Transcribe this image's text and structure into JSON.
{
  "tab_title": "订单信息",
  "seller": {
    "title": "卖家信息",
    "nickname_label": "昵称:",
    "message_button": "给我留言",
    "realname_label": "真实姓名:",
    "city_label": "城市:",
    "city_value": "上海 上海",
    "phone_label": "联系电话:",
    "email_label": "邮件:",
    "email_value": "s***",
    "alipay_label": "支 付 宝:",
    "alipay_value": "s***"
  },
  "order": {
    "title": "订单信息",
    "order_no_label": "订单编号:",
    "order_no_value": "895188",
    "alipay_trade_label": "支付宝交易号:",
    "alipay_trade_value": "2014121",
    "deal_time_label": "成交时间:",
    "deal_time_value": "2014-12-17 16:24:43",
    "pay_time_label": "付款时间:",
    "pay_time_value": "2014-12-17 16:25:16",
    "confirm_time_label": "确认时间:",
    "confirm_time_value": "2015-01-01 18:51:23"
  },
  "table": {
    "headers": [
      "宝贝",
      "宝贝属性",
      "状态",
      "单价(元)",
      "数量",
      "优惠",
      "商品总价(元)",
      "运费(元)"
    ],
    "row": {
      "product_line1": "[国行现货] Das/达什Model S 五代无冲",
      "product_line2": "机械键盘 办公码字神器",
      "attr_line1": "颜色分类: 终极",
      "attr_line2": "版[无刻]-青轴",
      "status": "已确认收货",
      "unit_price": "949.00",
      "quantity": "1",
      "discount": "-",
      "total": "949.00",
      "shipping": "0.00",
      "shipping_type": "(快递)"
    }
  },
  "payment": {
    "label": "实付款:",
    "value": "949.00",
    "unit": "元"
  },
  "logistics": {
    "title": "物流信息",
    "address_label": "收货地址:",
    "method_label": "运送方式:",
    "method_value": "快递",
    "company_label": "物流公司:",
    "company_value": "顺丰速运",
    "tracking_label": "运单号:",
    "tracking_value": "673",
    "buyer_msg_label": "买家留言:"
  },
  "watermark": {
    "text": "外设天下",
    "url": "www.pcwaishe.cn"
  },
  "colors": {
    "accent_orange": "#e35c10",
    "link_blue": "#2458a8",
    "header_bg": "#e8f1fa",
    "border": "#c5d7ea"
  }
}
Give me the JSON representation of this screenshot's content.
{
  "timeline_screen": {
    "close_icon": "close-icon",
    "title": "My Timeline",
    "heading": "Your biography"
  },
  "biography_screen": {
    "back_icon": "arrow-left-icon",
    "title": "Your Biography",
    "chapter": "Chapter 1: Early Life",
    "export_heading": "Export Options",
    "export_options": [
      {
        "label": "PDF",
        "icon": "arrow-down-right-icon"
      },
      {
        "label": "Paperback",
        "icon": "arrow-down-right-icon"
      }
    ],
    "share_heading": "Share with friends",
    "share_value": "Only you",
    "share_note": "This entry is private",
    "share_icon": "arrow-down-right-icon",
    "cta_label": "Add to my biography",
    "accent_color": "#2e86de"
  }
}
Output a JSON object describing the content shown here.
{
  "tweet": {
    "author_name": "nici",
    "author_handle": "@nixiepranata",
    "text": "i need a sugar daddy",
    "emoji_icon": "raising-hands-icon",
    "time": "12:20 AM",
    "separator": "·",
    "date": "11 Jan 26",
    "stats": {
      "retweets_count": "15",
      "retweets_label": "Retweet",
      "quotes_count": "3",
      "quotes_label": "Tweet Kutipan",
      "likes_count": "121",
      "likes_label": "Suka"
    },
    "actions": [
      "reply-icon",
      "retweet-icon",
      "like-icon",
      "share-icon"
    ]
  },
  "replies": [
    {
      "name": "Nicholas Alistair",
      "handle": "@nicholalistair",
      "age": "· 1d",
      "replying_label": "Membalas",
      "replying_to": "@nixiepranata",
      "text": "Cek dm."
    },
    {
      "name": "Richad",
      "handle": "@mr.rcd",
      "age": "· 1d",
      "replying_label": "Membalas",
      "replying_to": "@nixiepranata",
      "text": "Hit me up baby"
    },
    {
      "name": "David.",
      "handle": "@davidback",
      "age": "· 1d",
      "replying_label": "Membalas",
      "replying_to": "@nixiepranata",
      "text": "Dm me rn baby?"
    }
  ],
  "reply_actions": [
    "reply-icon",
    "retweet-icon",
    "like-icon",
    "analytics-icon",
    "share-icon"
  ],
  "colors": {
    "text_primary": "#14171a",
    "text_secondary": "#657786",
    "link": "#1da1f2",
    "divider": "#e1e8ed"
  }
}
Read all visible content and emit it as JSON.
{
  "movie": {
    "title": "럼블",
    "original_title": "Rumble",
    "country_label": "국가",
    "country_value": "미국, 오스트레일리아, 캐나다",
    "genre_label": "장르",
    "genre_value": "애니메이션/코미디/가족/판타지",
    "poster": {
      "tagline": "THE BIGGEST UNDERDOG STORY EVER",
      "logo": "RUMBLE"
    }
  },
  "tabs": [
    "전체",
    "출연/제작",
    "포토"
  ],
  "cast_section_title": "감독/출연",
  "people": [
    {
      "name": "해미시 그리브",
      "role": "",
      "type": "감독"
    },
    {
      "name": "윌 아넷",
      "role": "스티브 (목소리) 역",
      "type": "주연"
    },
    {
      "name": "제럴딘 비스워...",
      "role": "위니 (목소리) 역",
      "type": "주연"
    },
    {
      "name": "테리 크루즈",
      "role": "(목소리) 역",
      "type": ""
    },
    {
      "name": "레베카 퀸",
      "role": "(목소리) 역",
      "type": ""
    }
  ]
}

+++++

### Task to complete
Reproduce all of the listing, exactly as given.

### Problem solution
Transcribe this image's text and structure into JSON.
{
  "tab_title": "订单信息",
  "seller": {
    "title": "卖家信息",
    "nickname_label": "昵称:",
    "message_button": "给我留言",
    "realname_label": "真实姓名:",
    "city_label": "城市:",
    "city_value": "上海 上海",
    "phone_label": "联系电话:",
    "email_label": "邮件:",
    "email_value": "s***",
    "alipay_label": "支 付 宝:",
    "alipay_value": "s***"
  },
  "order": {
    "title": "订单信息",
    "order_no_label": "订单编号:",
    "order_no_value": "895188",
    "alipay_trade_label": "支付宝交易号:",
    "alipay_trade_value": "2014121",
    "deal_time_label": "成交时间:",
    "deal_time_value": "2014-12-17 16:24:43",
    "pay_time_label": "付款时间:",
    "pay_time_value": "2014-12-17 16:25:16",
    "confirm_time_label": "确认时间:",
    "confirm_time_value": "2015-01-01 18:51:23"
  },
  "table": {
    "headers": [
      "宝贝",
      "宝贝属性",
      "状态",
      "单价(元)",
      "数量",
      "优惠",
      "商品总价(元)",
      "运费(元)"
    ],
    "row": {
      "product_line1": "[国行现货] Das/达什Model S 五代无冲",
      "product_line2": "机械键盘 办公码字神器",
      "attr_line1": "颜色分类: 终极",
      "attr_line2": "版[无刻]-青轴",
      "status": "已确认收货",
      "unit_price": "949.00",
      "quantity": "1",
      "discount": "-",
      "total": "949.00",
      "shipping": "0.00",
      "shipping_type": "(快递)"
    }
  },
  "payment": {
    "label": "实付款:",
    "value": "949.00",
    "unit": "元"
  },
  "logistics": {
    "title": "物流信息",
    "address_label": "收货地址:",
    "method_label": "运送方式:",
    "method_value": "快递",
    "company_label": "物流公司:",
    "company_value": "顺丰速运",
    "tracking_label": "运单号:",
    "tracking_value": "673",
    "buyer_msg_label": "买家留言:"
  },
  "watermark": {
    "text": "外设天下",
    "url": "www.pcwaishe.cn"
  },
  "colors": {
    "accent_orange": "#e35c10",
    "link_blue": "#2458a8",
    "header_bg": "#e8f1fa",
    "border": "#c5d7ea"
  }
}
Give me the JSON representation of this screenshot's content.
{
  "timeline_screen": {
    "close_icon": "close-icon",
    "title": "My Timeline",
    "heading": "Your biography"
  },
  "biography_screen": {
    "back_icon": "arrow-left-icon",
    "title": "Your Biography",
    "chapter": "Chapter 1: Early Life",
    "export_heading": "Export Options",
    "export_options": [
      {
        "label": "PDF",
        "icon": "arrow-down-right-icon"
      },
      {
        "label": "Paperback",
        "icon": "arrow-down-right-icon"
      }
    ],
    "share_heading": "Share with friends",
    "share_value": "Only you",
    "share_note": "This entry is private",
    "share_icon": "arrow-down-right-icon",
    "cta_label": "Add to my biography",
    "accent_color": "#2e86de"
  }
}
Output a JSON object describing the content shown here.
{
  "tweet": {
    "author_name": "nici",
    "author_handle": "@nixiepranata",
    "text": "i need a sugar daddy",
    "emoji_icon": "raising-hands-icon",
    "time": "12:20 AM",
    "separator": "·",
    "date": "11 Jan 26",
    "stats": {
      "retweets_count": "15",
      "retweets_label": "Retweet",
      "quotes_count": "3",
      "quotes_label": "Tweet Kutipan",
      "likes_count": "121",
      "likes_label": "Suka"
    },
    "actions": [
      "reply-icon",
      "retweet-icon",
      "like-icon",
      "share-icon"
    ]
  },
  "replies": [
    {
      "name": "Nicholas Alistair",
      "handle": "@nicholalistair",
      "age": "· 1d",
      "replying_label": "Membalas",
      "replying_to": "@nixiepranata",
      "text": "Cek dm."
    },
    {
      "name": "Richad",
      "handle": "@mr.rcd",
      "age": "· 1d",
      "replying_label": "Membalas",
      "replying_to": "@nixiepranata",
      "text": "Hit me up baby"
    },
    {
      "name": "David.",
      "handle": "@davidback",
      "age": "· 1d",
      "replying_label": "Membalas",
      "replying_to": "@nixiepranata",
      "text": "Dm me rn baby?"
    }
  ],
  "reply_actions": [
    "reply-icon",
    "retweet-icon",
    "like-icon",
    "analytics-icon",
    "share-icon"
  ],
  "colors": {
    "text_primary": "#14171a",
    "text_secondary": "#657786",
    "link": "#1da1f2",
    "divider": "#e1e8ed"
  }
}
Read all visible content and emit it as JSON.
{
  "movie": {
    "title": "럼블",
    "original_title": "Rumble",
    "country_label": "국가",
    "country_value": "미국, 오스트레일리아, 캐나다",
    "genre_label": "장르",
    "genre_value": "애니메이션/코미디/가족/판타지",
    "poster": {
      "tagline": "THE BIGGEST UNDERDOG STORY EVER",
      "logo": "RUMBLE"
    }
  },
  "tabs": [
    "전체",
    "출연/제작",
    "포토"
  ],
  "cast_section_title": "감독/출연",
  "people": [
    {
      "name": "해미시 그리브",
      "role": "",
      "type": "감독"
    },
    {
      "name": "윌 아넷",
      "role": "스티브 (목소리) 역",
      "type": "주연"
    },
    {
      "name": "제럴딘 비스워...",
      "role": "위니 (목소리) 역",
      "type": "주연"
    },
    {
      "name": "테리 크루즈",
      "role": "(목소리) 역",
      "type": ""
    },
    {
      "name": "레베카 퀸",
      "role": "(목소리) 역",
      "type": ""
    }
  ]
}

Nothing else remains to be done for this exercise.